Give back the full material exactly. Omit no line.
..........
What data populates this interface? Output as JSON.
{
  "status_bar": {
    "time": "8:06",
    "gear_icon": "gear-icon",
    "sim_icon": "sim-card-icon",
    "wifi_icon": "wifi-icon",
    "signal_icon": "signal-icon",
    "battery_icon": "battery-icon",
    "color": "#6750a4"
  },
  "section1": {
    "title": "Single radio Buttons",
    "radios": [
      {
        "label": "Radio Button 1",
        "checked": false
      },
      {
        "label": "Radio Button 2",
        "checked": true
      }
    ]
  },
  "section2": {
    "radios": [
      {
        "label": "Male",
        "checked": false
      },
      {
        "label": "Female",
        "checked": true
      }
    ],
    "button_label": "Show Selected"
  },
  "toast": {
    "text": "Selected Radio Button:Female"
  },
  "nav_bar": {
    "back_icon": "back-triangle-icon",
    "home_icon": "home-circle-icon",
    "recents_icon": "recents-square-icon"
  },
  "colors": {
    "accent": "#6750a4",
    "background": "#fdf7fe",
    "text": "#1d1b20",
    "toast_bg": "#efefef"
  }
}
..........
Solved problem
What data populates this interface? Output as JSON.
{
  "status_bar": {
    "time": "8:06",
    "gear_icon": "gear-icon",
    "sim_icon": "sim-card-icon",
    "wifi_icon": "wifi-icon",
    "signal_icon": "signal-icon",
    "battery_icon": "battery-icon",
    "color": "#6750a4"
  },
  "section1": {
    "title": "Single radio Buttons",
    "radios": [
      {
        "label": "Radio Button 1",
        "checked": false
      },
      {
        "label": "Radio Button 2",
        "checked": true
      }
    ]
  },
  "section2": {
    "radios": [
      {
        "label": "Male",
        "checked": false
      },
      {
        "label": "Female",
        "checked": true
      }
    ],
    "button_label": "Show Selected"
  },
  "toast": {
    "text": "Selected Radio Button:Female"
  },
  "nav_bar": {
    "back_icon": "back-triangle-icon",
    "home_icon": "home-circle-icon",
    "recents_icon": "recents-square-icon"
  },
  "colors": {
    "accent": "#6750a4",
    "background": "#fdf7fe",
    "text": "#1d1b20",
    "toast_bg": "#efefef"
  }
}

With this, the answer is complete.